Vernon Davis has been so busy as a humanitarian during the

offseason, it’s a wonder he can remember he’s an NFL star.

San Francisco’s star tight end does regularly think about the

lockout, wondering when his football routine might return to

normal. For now, he is going about his usual workout schedule and

preparing as if this were any other year.

He has a bunch of other activities on his schedule, too. He has

even tried his hand at acting.

In March, Davis and his younger brother, Dolphins cornerback

Vontae Davis, spent 10 days helping distribute hearing aids in

Uganda and Rwanda on a trip through Pros for Africa. Fellow NFL

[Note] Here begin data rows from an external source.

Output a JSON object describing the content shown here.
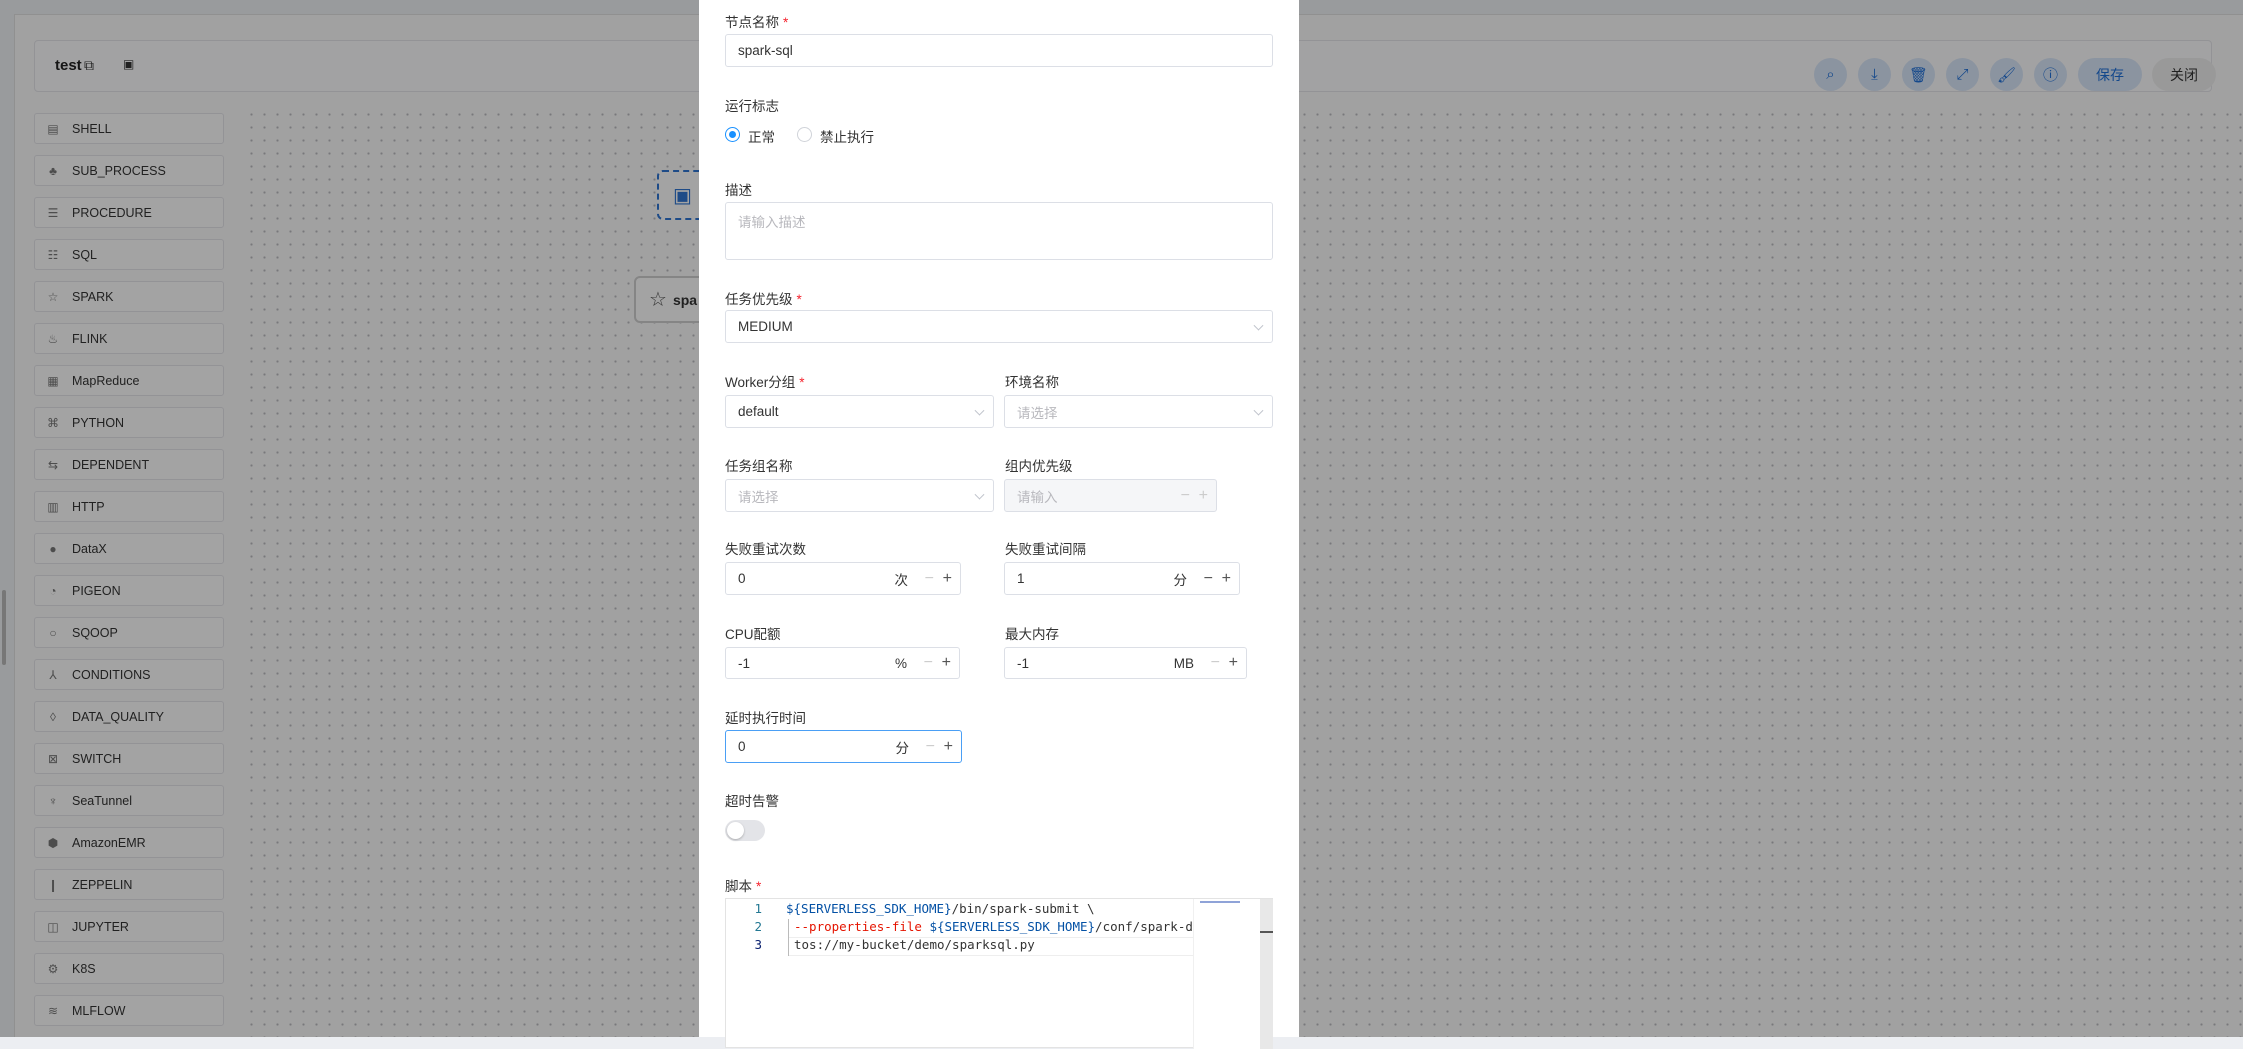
{
  "toolbar": {
    "title": "test",
    "save_label": "保存",
    "close_label": "关闭",
    "icons": [
      "search-icon",
      "download-icon",
      "delete-icon",
      "fullscreen-icon",
      "format-icon",
      "info-icon"
    ]
  },
  "sidebar": {
    "items": [
      "SHELL",
      "SUB_PROCESS",
      "PROCEDURE",
      "SQL",
      "SPARK",
      "FLINK",
      "MapReduce",
      "PYTHON",
      "DEPENDENT",
      "HTTP",
      "DataX",
      "PIGEON",
      "SQOOP",
      "CONDITIONS",
      "DATA_QUALITY",
      "SWITCH",
      "SeaTunnel",
      "AmazonEMR",
      "ZEPPELIN",
      "JUPYTER",
      "K8S",
      "MLFLOW"
    ]
  },
  "canvas": {
    "spark_node_label": "spa"
  },
  "form": {
    "node_name": {
      "label": "节点名称",
      "value": "spark-sql"
    },
    "run_flag": {
      "label": "运行标志",
      "options": [
        "正常",
        "禁止执行"
      ],
      "selected": "正常"
    },
    "description": {
      "label": "描述",
      "placeholder": "请输入描述"
    },
    "priority": {
      "label": "任务优先级",
      "value": "MEDIUM"
    },
    "worker_group": {
      "label": "Worker分组",
      "value": "default"
    },
    "environment": {
      "label": "环境名称",
      "placeholder": "请选择"
    },
    "task_group": {
      "label": "任务组名称",
      "placeholder": "请选择"
    },
    "group_priority": {
      "label": "组内优先级",
      "placeholder": "请输入"
    },
    "retry_times": {
      "label": "失败重试次数",
      "value": "0",
      "suffix": "次"
    },
    "retry_interval": {
      "label": "失败重试间隔",
      "value": "1",
      "suffix": "分"
    },
    "cpu_quota": {
      "label": "CPU配额",
      "value": "-1",
      "suffix": "%"
    },
    "max_memory": {
      "label": "最大内存",
      "value": "-1",
      "suffix": "MB"
    },
    "delay_time": {
      "label": "延时执行时间",
      "value": "0",
      "suffix": "分"
    },
    "timeout_alarm": {
      "label": "超时告警",
      "enabled": false
    },
    "script": {
      "label": "脚本",
      "lines": [
        {
          "n": "1",
          "a": "${SERVERLESS_SDK_HOME}",
          "b": "/bin/spark-submit \\"
        },
        {
          "n": "2",
          "a": "--properties-file",
          "b": "${SERVERLESS_SDK_HOME}",
          "c": "/conf/spark-defa"
        },
        {
          "n": "3",
          "a": "tos://my-bucket/demo/sparksql.py"
        }
      ]
    }
  },
  "colors": {
    "primary": "#1890ff",
    "required": "#f5222d"
  }
}
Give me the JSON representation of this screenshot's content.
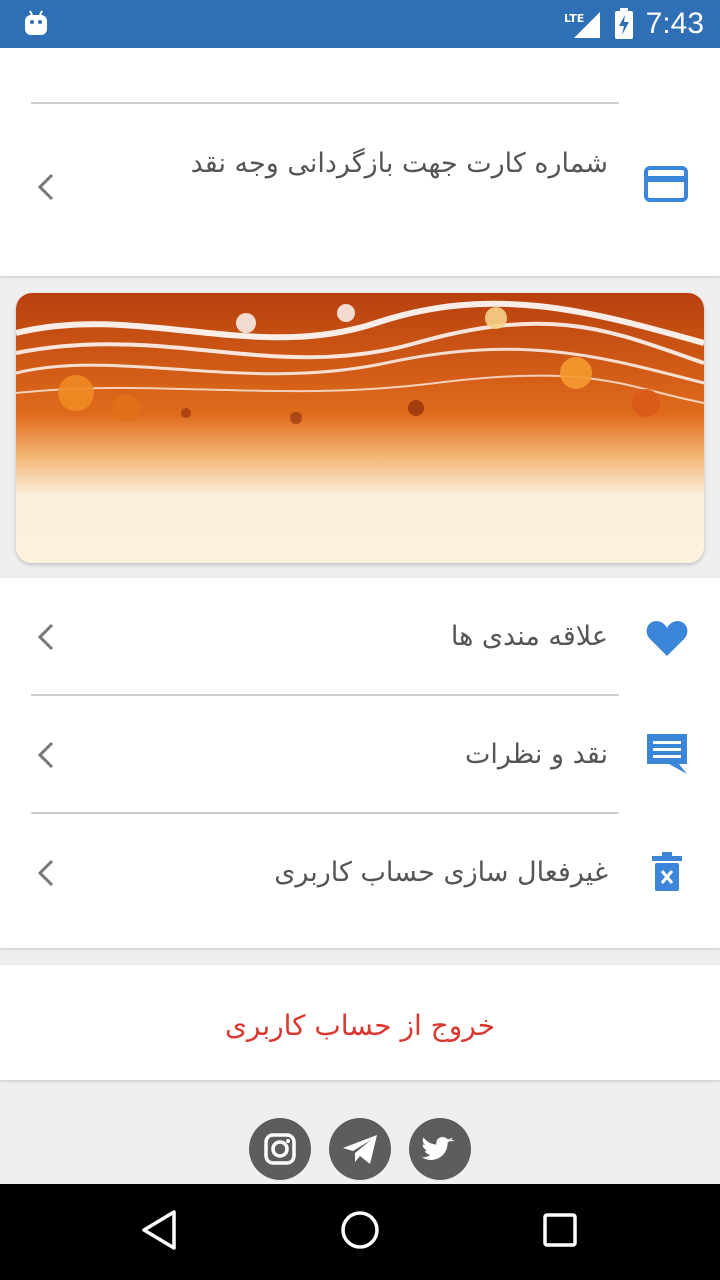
{
  "status_bar": {
    "time": "7:43",
    "network": "LTE",
    "icons": [
      "android-icon",
      "lte-signal-icon",
      "battery-charging-icon"
    ],
    "color": "#2f6fb6"
  },
  "card_section": {
    "label": "شماره کارت جهت بازگردانی وجه نقد",
    "icon": "credit-card-icon"
  },
  "menu": {
    "items": [
      {
        "label": "علاقه مندی ها",
        "icon": "heart-icon"
      },
      {
        "label": "نقد و نظرات",
        "icon": "comment-icon"
      },
      {
        "label": "غیرفعال سازی حساب کاربری",
        "icon": "delete-icon"
      }
    ]
  },
  "logout": {
    "label": "خروج از حساب کاربری",
    "color": "#d9382f"
  },
  "social": [
    "instagram-icon",
    "telegram-icon",
    "twitter-icon"
  ],
  "colors": {
    "accent": "#3b86d8",
    "text": "#555555",
    "divider": "#cfcfcf"
  }
}
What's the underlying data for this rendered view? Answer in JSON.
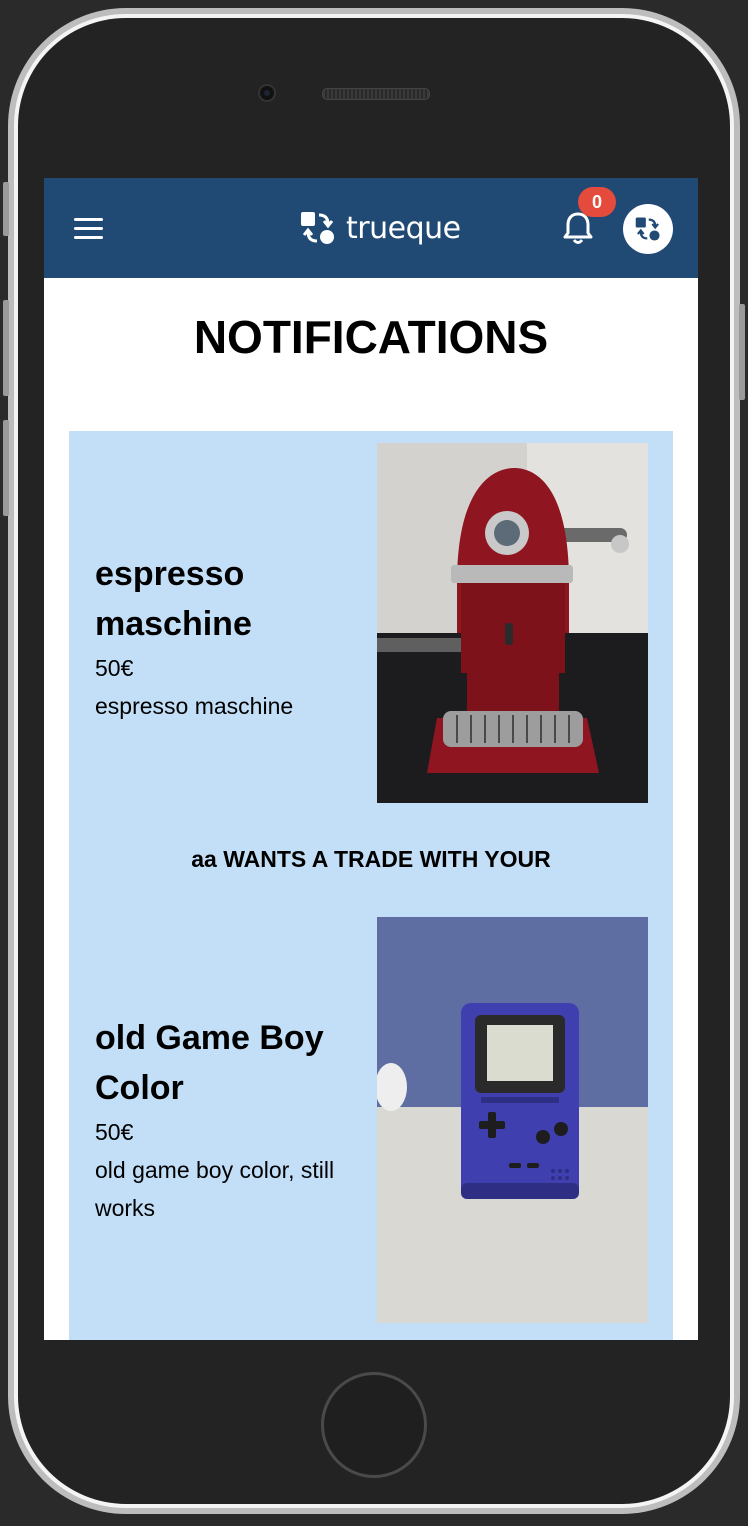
{
  "app": {
    "brand_name": "trueque",
    "notification_count": "0",
    "colors": {
      "navbar": "#204a74",
      "card": "#c3dff7",
      "badge": "#e54b3c"
    }
  },
  "page": {
    "title": "NOTIFICATIONS"
  },
  "notification": {
    "offered_item": {
      "title": "espresso maschine",
      "price": "50€",
      "description": "espresso maschine",
      "image_icon": "espresso-machine-photo"
    },
    "message": "aa WANTS A TRADE WITH YOUR",
    "requested_item": {
      "title": "old Game Boy Color",
      "price": "50€",
      "description": "old game boy color, still works",
      "image_icon": "game-boy-color-photo"
    }
  }
}
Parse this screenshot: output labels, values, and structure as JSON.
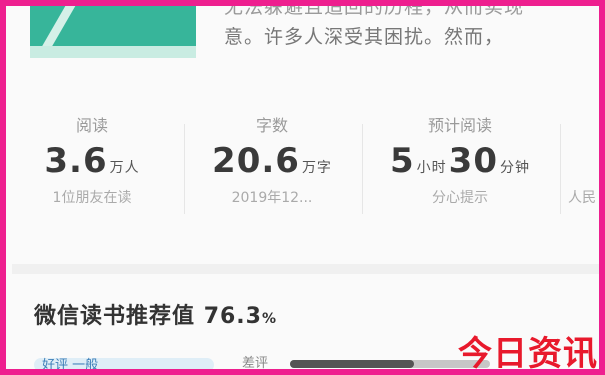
{
  "book": {
    "description_line1": "无法躲避且追回的历程，从而实现",
    "description_line2": "意。许多人深受其困扰。然而，"
  },
  "stats": [
    {
      "label": "阅读",
      "value": "3.6",
      "unit": "万人",
      "sub": "1位朋友在读"
    },
    {
      "label": "字数",
      "value": "20.6",
      "unit": "万字",
      "sub": "2019年12..."
    },
    {
      "label": "预计阅读",
      "value_a": "5",
      "unit_a": "小时",
      "value_b": "30",
      "unit_b": "分钟",
      "sub": "分心提示"
    },
    {
      "label": "",
      "value": "",
      "unit": "",
      "sub": "人民"
    }
  ],
  "recommend": {
    "label": "微信读书推荐值",
    "value": "76.3",
    "suffix": "%"
  },
  "bottom": {
    "chip_text": "好评  一般",
    "mini_label": "差评",
    "progress": 0.62
  },
  "watermark": "今日资讯",
  "colors": {
    "border": "#ee1f8f",
    "cover": "#37b59a",
    "watermark": "#e8192c"
  }
}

players Adrian Peterson, Bryant McKinnie, Tommie Harris, Santonio

Holmes, Derrick Morgan and Gerald McCoy were among the others who

participated in the humanitarian mission.

”If there wasn’t a lockout, I probably would have taken it

anyway,” Vernon Davis said of the trip. ”It was amazing. It was

breathtaking because you look at these kids who can’t hear anything

and you plug these hearing aids in their ears and all of a sudden

they’re responding. You can’t do anything but be thankful to be

able to help them hear and respond. It brought a lot of emotion.

I’m already an emotional guy.”

Davis is eager to make things right with the 49ers as soon as

possible. He has a new coach in Jim Harbaugh – hired away from

nearby Stanford in January – and high expectations that the

franchise will turn things around.

When they will finally get started, he’s not sure.

”I don’t know, I can’t say,” he said. ”I can’t wait. It kind

of feels like I’m not even playing football. I can still focus on

football and do other things but my main focus is football. You’ve

always got to be prepared.”

Davis thought San Francisco would take a big step last season

and return to the playoffs.

That was certainly the hope and plan after the Niners completed

a perfect preseason and were picked as the preseason favorite to

win the NFC West. Instead, they began 0-5 for their worst start

since losing seven straight to begin a 2-14 season in 1979, in the

late Hall of Fame coach Bill Walsh’s first year. San Francisco

finished 6-10, leaving the 49ers without a winning season since

their last trip to the playoffs in 2002.

Davis wants to carry the load. As part of his training regimen,

he has been practicing Bikram yoga – done in a room heated to more

than 100 degrees – twice a week along with his usual plyometrics,

cardio and weight lifting. He typically takes the weekends off to

rest.

”Football is my heart and soul. I’d do anything for football,”

he said. ”I’m very serious about the sport.”

He became the highest-paid tight end in NFL history last

September when he signed a five-year contract extension that pays

him $37 million overall, with $34 million guaranteed.

The 27-year-old would like nothing more than to return to being

the dominant playmaker he was in 2009, when he tied Antonio Gates’

NFL record for touchdowns by a tight end with 13 and made his first

Pro Bowl. Last year in his fifth NFL season, Davis still had 56

receptions for 914 yards and seven TDs.

While he is ready for football – whenever that might be – Davis

hasn’t had any real breaks.

He recently tried out for some television acting gigs in New

York and also will hand out his first Vernon Davis Visual Arts

Scholarship next month to San Francisco high school student Sheryl

Quock, a promising fashion designer.

In June, Davis and his brother will host a football and

mentoring clinic at Howard University in their native Washington,

D.C.

”It means a lot to me, because I know how important it is to go

out and give back and share some of the lessons and just the gifts

that you always wanted as a kid,” Davis said. ”Growing up in a

low-income, poverty area in the inner city of Washington, D.C., I

know what it’s like. When I think of the kids, it touches me in

ways you can’t even imagine.”